● WHAT YOU HAVE TO DO: The data below must be copied in full and without any change.

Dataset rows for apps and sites

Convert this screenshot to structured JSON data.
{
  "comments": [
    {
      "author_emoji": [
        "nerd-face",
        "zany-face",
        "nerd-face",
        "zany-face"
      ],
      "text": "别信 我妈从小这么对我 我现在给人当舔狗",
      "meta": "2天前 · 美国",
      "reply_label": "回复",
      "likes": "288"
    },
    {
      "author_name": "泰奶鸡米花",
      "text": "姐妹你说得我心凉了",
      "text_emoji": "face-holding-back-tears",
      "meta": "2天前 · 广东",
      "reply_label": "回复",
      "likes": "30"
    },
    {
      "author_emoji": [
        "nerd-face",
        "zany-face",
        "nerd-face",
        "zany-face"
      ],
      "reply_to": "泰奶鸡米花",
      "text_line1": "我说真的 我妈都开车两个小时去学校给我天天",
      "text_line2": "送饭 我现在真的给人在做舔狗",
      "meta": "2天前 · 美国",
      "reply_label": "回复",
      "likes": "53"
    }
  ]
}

● ANSWER TO THE PROBLEM:
Convert this screenshot to structured JSON data.
{
  "comments": [
    {
      "author_emoji": [
        "nerd-face",
        "zany-face",
        "nerd-face",
        "zany-face"
      ],
      "text": "别信 我妈从小这么对我 我现在给人当舔狗",
      "meta": "2天前 · 美国",
      "reply_label": "回复",
      "likes": "288"
    },
    {
      "author_name": "泰奶鸡米花",
      "text": "姐妹你说得我心凉了",
      "text_emoji": "face-holding-back-tears",
      "meta": "2天前 · 广东",
      "reply_label": "回复",
      "likes": "30"
    },
    {
      "author_emoji": [
        "nerd-face",
        "zany-face",
        "nerd-face",
        "zany-face"
      ],
      "reply_to": "泰奶鸡米花",
      "text_line1": "我说真的 我妈都开车两个小时去学校给我天天",
      "text_line2": "送饭 我现在真的给人在做舔狗",
      "meta": "2天前 · 美国",
      "reply_label": "回复",
      "likes": "53"
    }
  ]
}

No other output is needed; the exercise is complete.